Task details
Filter these entries down to the lines that hold the word "favorite", and show each of them.

(Provided material)

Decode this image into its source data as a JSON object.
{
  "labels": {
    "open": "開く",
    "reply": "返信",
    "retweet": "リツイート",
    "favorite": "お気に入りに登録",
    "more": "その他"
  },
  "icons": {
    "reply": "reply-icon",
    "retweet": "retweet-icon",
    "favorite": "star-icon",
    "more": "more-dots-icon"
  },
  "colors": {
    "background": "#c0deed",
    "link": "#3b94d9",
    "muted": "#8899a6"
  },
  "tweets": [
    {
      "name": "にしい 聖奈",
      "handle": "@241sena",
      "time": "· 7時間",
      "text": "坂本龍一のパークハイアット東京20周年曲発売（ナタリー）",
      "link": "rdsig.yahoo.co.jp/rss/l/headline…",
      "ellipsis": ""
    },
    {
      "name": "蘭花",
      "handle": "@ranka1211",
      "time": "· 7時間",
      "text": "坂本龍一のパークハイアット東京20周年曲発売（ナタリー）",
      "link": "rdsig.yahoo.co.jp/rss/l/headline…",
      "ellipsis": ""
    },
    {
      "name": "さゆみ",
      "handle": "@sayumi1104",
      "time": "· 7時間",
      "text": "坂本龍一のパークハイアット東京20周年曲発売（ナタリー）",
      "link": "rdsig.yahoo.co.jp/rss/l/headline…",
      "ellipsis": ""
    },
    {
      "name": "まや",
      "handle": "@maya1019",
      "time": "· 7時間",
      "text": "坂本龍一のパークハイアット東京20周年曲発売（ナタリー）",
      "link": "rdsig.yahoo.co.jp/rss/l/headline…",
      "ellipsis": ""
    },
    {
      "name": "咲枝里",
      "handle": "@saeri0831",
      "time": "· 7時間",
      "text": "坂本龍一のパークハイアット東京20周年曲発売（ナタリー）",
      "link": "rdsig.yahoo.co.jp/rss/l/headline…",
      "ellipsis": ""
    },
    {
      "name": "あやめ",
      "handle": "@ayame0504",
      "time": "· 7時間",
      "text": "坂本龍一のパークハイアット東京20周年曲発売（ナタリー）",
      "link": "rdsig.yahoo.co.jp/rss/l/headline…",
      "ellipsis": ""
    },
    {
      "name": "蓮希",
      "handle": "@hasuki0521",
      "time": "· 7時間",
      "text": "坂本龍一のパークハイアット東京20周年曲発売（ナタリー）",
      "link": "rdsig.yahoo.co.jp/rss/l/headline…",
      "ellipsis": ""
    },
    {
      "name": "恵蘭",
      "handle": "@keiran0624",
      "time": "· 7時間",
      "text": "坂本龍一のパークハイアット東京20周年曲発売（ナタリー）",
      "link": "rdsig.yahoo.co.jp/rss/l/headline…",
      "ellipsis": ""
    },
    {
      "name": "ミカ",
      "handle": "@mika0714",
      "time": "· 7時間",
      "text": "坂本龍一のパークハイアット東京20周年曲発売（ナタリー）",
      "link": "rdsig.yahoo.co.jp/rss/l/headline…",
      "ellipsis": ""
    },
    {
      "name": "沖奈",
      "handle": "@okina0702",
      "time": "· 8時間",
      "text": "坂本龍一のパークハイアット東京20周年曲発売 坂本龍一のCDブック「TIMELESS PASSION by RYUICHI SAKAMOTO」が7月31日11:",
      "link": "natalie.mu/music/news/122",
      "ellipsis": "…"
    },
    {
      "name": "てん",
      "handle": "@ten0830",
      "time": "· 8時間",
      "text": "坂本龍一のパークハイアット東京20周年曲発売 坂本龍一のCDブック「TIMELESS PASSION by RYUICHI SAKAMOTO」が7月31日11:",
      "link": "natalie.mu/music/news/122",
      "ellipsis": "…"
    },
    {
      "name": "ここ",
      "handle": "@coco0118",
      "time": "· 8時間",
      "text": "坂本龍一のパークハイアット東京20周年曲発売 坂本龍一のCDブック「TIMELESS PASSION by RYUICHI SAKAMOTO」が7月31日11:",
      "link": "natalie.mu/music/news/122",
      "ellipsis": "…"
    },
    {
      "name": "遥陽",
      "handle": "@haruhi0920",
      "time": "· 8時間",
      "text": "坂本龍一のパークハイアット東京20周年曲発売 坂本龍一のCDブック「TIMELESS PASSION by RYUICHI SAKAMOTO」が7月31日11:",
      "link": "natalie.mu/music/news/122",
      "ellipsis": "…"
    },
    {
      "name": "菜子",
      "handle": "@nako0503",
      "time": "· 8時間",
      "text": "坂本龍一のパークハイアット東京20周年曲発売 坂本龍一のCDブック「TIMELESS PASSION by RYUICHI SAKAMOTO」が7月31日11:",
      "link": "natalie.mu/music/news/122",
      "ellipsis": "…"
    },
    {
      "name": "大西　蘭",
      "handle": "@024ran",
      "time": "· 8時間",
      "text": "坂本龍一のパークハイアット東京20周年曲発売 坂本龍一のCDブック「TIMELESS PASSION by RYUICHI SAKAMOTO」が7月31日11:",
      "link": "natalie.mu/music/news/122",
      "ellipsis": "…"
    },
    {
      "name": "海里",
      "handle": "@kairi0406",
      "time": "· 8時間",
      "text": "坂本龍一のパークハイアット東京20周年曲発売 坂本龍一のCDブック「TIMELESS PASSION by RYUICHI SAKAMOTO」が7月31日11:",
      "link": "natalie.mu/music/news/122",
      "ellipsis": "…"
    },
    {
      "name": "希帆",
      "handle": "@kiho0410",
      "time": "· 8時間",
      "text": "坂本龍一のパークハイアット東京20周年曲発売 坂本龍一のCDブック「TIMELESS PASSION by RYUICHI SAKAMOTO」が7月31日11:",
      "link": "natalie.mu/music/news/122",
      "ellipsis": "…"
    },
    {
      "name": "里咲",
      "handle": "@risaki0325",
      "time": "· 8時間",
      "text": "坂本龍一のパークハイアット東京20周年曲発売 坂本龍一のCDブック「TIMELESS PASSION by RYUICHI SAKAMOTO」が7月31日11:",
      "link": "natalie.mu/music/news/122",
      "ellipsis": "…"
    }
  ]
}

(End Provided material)

Solution
    "favorite": "お気に入りに登録",
    "favorite": "star-icon",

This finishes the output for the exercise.